> **What the task asks**
Retype, without any change, the line that contains "What's the underlying" and every line that follows it to the end of the entries, and nothing else.

○ ○ ○

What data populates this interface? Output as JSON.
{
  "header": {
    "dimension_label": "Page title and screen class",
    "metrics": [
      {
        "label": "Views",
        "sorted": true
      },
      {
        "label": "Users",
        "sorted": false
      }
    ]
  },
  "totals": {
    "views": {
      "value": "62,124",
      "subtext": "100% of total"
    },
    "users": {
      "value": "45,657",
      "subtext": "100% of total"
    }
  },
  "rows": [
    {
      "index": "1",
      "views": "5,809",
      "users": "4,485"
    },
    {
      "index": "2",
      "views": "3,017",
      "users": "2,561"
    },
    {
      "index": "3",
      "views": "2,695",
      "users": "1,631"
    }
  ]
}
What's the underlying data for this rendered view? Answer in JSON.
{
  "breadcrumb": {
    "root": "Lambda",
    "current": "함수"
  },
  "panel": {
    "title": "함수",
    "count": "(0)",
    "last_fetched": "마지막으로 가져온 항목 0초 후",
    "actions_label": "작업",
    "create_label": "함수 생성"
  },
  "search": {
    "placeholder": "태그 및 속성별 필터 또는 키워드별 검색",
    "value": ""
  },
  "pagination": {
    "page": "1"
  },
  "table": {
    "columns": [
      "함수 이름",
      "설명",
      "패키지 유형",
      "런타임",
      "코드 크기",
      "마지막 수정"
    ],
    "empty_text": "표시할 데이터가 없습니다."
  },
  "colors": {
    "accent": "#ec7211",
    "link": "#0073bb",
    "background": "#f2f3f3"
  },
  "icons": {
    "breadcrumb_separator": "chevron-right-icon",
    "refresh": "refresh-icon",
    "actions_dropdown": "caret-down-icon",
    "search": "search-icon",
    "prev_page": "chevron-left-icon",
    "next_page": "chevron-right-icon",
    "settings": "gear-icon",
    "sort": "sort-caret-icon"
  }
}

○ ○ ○

> **Result of this exercise**
What's the underlying data for this rendered view? Answer in JSON.
{
  "breadcrumb": {
    "root": "Lambda",
    "current": "함수"
  },
  "panel": {
    "title": "함수",
    "count": "(0)",
    "last_fetched": "마지막으로 가져온 항목 0초 후",
    "actions_label": "작업",
    "create_label": "함수 생성"
  },
  "search": {
    "placeholder": "태그 및 속성별 필터 또는 키워드별 검색",
    "value": ""
  },
  "pagination": {
    "page": "1"
  },
  "table": {
    "columns": [
      "함수 이름",
      "설명",
      "패키지 유형",
      "런타임",
      "코드 크기",
      "마지막 수정"
    ],
    "empty_text": "표시할 데이터가 없습니다."
  },
  "colors": {
    "accent": "#ec7211",
    "link": "#0073bb",
    "background": "#f2f3f3"
  },
  "icons": {
    "breadcrumb_separator": "chevron-right-icon",
    "refresh": "refresh-icon",
    "actions_dropdown": "caret-down-icon",
    "search": "search-icon",
    "prev_page": "chevron-left-icon",
    "next_page": "chevron-right-icon",
    "settings": "gear-icon",
    "sort": "sort-caret-icon"
  }
}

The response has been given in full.